Wednesday, November 05, 2008

Ready to Define Change

Congrats to president-elect Barack Hussein Obama, Jr. but if you're looking for magnanimous tootings perhaps this isn't the best place right now. I'd very much like to say I wish Mr. Obama well--but wishing him well suggests wishing his changes are successful and those are still a tad amorphous in my mind right now. Perhaps I should say I wish America well under Mr. Obama.

His humble acceptance speech in front of a tiny park full of core supporters echoed the slogan used to achieve victory--"change we need". "Yes we can". What exactly does any of that mean? Does he think America sucks that bad?

Many conservatives tried to pin down the definition for months without success. Mostly we saw that change meant his positions kept changing. Since it's highly doubtful he meant the change we need was him changing his mind it's something deeper, obviously. Did Joe the Plumber actually flesh it out near the end--in other words, spreading wealth? Was money the main reason people voted for Obama--ie, he promised the better chicken in their pot? Wouldn't be the first time.

But that can't be all. The way he discussed change it was as if everyone knew America needed to fundamentally change from the bottom up. Change into something else; something that would "change the world". ? Michelle said she was proud for the first time when hubby came forward, which suggests perhaps the change is simply electing a black or mixed race president. That it? Can't be.

Obama's website and rhetoric suggested America under Bush was practically responsible for the terrorism around the world, except for the attacks we didn't face here after 9/11, due to an arrogant unilateralist tone towards the "world", a world that includes terrorists and tinpots and communists. More specifically, our liberation of Iraq was the worst foreign policy ever. Actually I'm glad Saddam and his sons, Arafat, and numerous AQ leaders are dead with Qudaffy's nuke program sitting in Oak Ridge as we go forward towards this wonderful change. But that's just me.

So as we go forward I'm still a little fuzzy on the whole change thing. I'll support the new president, and will support his proposals and actions when they are in our best national interest. I'll try hard not to be disrespectful like so many on the left have been with Bush and their old (and now new again) friend John McCain. The historical sifnificance of this election is apparent and I'd be lying if I didn't admit to being proud that America has done something none of those wonderful European socialist beacons of perfection have ever done.

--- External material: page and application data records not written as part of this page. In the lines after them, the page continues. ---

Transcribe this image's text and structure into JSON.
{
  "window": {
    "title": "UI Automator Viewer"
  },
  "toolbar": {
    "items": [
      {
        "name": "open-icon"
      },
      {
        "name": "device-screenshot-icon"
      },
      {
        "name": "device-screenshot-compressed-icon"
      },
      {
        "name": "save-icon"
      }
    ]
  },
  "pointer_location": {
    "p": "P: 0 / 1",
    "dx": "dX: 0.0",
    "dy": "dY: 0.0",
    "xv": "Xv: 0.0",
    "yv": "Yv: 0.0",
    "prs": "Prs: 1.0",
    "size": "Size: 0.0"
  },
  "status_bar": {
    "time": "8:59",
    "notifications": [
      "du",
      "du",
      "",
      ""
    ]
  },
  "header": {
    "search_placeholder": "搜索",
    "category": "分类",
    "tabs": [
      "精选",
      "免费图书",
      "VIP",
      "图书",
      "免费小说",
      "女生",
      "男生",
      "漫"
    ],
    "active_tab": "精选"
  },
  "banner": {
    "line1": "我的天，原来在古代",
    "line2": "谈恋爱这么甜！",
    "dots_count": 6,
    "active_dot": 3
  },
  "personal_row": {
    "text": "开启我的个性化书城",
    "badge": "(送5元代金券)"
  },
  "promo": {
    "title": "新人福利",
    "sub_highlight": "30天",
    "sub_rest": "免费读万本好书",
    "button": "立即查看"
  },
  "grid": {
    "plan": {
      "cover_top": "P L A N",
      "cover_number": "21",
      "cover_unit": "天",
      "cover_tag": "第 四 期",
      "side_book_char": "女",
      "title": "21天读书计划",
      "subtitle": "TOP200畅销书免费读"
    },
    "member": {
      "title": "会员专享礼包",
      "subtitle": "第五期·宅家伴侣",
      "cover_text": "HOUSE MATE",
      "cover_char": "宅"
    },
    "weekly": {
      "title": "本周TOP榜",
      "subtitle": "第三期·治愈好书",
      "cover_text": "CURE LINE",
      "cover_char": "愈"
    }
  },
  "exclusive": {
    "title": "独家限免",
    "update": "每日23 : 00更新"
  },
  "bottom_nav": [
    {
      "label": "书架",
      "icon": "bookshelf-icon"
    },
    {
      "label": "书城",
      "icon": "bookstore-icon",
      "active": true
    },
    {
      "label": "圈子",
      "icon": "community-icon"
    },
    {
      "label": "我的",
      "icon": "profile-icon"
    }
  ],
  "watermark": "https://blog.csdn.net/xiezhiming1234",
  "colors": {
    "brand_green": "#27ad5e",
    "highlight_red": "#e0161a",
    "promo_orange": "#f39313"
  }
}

But one of the reasons I didn't think Sarah Palin was the best VP choice was her lack of experience. That was the initial disqualifying reason for Barack, a sentiment echoed by the likes of Andrew Young and Joe Biden. Obama will now have the phone at 3AM so country first--here's hoping his performance changes my mind.

4 comments:

Debbie said...

Nice article. The problem is/was, we never wanted John McCain. He was thrust upon us by the Left/MSM/gods of confusion/whatever.

On so many things McCain and Obama are the same, so I guess some folks figured why not vote for the Black/new/young guy.

I'm disappointed, but looking forward to the future. Although it may be FAR FAR AWAY ...

Debbie Hamilton
Right Truth

A.C. McCloud said...
This comment has been removed by the author.
Mustang said...

I don't wish Obama well; I wish my country well. This election was not about character, otherwise Obama would have been defeated. But as the news tells us today, character is already an issue among the heads of foreign countries "who come not to priase Obama, but to bury him." And us.

I agree with Debbie ... McCain was not the choice of conservatives. The problem is, conservatives haven't had a leader since Newt Gingrich stepped down. And we're going to need one before we can ever hope to regain control over our political destiny.

Semper Fi

A.C. McCloud said...

I agree, Debbie. It took 20 years after Hoover. But we should never underestimate the power of Dems to snatch defeat from the jaws of victory. This was a backlash election--now the 10 percenters in Congress and the untested savior have to perform.